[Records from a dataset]
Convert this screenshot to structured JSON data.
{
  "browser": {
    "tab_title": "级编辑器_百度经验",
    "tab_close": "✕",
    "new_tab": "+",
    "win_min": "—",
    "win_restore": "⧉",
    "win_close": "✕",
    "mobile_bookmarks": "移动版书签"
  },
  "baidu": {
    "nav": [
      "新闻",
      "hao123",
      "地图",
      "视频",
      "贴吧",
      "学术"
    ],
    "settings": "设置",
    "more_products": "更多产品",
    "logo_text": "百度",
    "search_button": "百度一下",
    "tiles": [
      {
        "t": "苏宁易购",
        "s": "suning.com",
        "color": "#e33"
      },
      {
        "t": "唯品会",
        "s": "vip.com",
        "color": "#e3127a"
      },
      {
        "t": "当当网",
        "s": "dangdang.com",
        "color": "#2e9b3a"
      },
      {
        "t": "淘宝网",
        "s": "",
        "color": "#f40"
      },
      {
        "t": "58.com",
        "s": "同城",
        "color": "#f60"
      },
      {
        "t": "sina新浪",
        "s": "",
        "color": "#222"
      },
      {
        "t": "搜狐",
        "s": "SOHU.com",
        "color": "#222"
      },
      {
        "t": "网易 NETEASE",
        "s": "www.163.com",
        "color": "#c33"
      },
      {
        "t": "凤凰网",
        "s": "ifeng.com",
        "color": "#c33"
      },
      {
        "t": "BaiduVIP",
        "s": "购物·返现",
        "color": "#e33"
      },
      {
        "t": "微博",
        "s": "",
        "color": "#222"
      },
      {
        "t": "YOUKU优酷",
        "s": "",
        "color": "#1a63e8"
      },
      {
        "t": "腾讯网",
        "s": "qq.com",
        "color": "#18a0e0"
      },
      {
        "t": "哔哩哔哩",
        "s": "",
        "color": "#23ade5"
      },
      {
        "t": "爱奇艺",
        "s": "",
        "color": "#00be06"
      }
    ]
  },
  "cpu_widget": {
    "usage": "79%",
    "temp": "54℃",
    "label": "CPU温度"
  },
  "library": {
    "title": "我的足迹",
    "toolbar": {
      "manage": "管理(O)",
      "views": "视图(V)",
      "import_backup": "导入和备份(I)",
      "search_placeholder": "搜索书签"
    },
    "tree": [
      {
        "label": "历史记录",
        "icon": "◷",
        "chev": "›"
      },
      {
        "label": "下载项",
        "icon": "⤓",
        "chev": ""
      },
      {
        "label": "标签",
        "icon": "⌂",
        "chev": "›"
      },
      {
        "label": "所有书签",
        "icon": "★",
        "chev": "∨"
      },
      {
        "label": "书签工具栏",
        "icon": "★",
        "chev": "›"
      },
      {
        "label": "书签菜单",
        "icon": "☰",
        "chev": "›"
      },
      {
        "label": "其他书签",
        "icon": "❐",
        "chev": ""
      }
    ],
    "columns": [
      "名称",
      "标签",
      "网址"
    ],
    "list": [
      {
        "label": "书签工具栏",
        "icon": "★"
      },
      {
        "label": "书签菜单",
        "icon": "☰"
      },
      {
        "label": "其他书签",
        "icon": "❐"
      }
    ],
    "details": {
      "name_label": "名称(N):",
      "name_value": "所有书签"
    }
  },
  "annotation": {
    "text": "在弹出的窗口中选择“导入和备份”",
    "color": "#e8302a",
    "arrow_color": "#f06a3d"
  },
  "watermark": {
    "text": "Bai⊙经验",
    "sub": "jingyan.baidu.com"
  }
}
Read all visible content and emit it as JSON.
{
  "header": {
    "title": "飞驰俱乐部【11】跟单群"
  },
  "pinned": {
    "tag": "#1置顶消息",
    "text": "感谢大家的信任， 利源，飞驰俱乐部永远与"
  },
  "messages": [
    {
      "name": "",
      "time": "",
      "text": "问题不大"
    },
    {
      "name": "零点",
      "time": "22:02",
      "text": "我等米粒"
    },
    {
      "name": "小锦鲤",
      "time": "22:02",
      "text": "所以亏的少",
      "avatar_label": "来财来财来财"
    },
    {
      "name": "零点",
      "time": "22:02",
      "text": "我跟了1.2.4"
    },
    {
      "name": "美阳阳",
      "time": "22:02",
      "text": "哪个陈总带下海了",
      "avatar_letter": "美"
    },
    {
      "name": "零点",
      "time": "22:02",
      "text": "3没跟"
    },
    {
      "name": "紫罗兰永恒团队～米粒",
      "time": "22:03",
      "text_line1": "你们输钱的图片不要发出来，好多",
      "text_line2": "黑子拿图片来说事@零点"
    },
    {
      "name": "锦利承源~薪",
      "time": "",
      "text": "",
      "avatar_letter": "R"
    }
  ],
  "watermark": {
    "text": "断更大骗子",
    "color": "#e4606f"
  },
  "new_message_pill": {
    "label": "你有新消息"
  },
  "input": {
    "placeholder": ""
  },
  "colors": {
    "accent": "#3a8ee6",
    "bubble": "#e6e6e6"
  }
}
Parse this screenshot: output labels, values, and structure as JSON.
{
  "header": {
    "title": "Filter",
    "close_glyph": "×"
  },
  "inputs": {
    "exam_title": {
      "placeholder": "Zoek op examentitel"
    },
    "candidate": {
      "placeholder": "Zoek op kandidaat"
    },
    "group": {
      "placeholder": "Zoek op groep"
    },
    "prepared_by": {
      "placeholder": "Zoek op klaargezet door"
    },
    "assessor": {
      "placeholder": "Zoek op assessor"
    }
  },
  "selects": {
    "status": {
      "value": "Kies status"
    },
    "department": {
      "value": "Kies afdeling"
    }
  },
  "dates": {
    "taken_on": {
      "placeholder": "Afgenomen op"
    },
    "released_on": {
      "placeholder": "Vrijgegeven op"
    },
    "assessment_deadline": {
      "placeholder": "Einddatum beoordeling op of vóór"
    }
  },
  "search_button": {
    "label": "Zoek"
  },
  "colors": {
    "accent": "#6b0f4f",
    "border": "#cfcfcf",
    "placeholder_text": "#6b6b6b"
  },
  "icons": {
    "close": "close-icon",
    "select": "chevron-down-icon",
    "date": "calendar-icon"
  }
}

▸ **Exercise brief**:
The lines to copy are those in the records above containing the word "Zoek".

▸ **Completed exercise**:
      "placeholder": "Zoek op examentitel"
      "placeholder": "Zoek op kandidaat"
      "placeholder": "Zoek op groep"
      "placeholder": "Zoek op klaargezet door"
      "placeholder": "Zoek op assessor"
    "label": "Zoek"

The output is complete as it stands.